Azaceta: I don’t like sentimental paintings. I like them from reality, face on. And my work has always been like that, very direct. I don’t use props in a way to diminish the impact that I want in a work of art. I like paintings that jump out of the walls. You know, I don’t like harmonies. I like cacophonies in the painting—things that sometimes doesn’t fit together, to create a visual dissonance in the work. To me, art is a voice and is also a weapon. That with it, we can change certain aspects of society.

Early in his career, Azaceta developed a series of works addressing the human condition. From then on, his subject matter would reflect society’s various crises as they arose.

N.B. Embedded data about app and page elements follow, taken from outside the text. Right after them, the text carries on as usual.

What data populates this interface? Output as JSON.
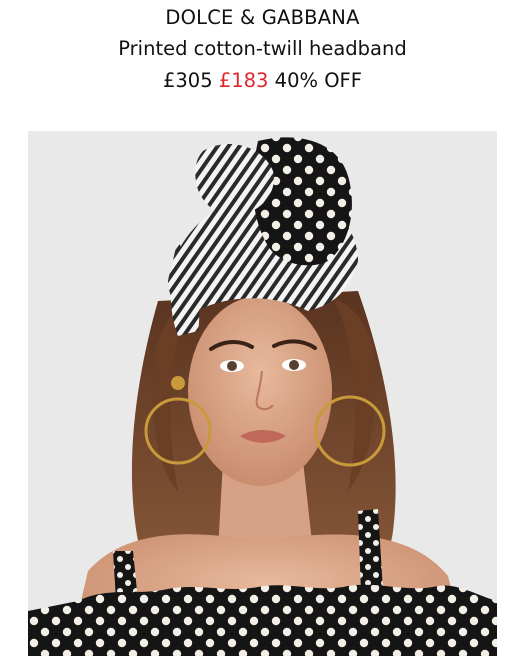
{
  "product": {
    "brand": "DOLCE & GABBANA",
    "name": "Printed cotton-twill headband",
    "price_original": "£305",
    "price_sale": "£183",
    "discount": "40% OFF"
  },
  "colors": {
    "sale_price": "#e0262b",
    "background": "#ffffff",
    "photo_background": "#e9e9e9"
  },
  "image": {
    "subject": "model-wearing-headband"
  }
}
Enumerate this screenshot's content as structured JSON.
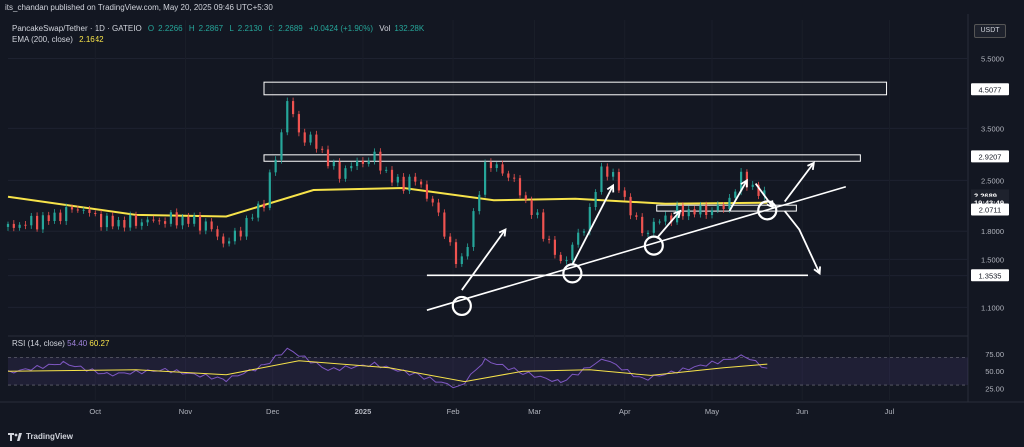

From the AIDS epidemic of the 1980s to Hurricane Katrina, which, in 2005, decimated New Orleans—where Azaceta and his family had been living since 1992. Two more recent works responded to the Sandy Hook shootings and the Boston bombing.

Azaceta: Emotion is like how cruel we are to each other. We haven’t changed. We’re still animal for thousands of years.

Though initially his work was more representational, since the 1990s, Azaceta’s style has become less literal. He says this is partly thanks to the barrage of violent images, to which we’re all constantly being exposed.

Azaceta: What I do is create all this kind of abstractions to engage the viewer. Just by the title of Aleppo Alone, already being a whole association of things that people have seen on television and the devastation that is happening in that country. So I don’t even have to depict people running, or people going into exile, or people crying, or people get dead on the streets, and all that kind of stuff. I did that back in the ‘80s. But the new work is all abstractions, and I prefer it that way.

Now 74 years old, Luis Azaceta has nothing left to prove. His work is in some of the nation’s most important collections, including the Metropolitan Museum of Art, the Museum of Modern Art, and the Smithsonian. Still, the painter says he’s far from finished.

Azaceta: To me, this is like a religion. I don’t miss one day. Actually, when I go on vacation, or visit my family in New York, or go for a show for two or three days, I’m already antsy to come back and work at the studio. So, you know, I would like to die maybe holding a brush in my hands.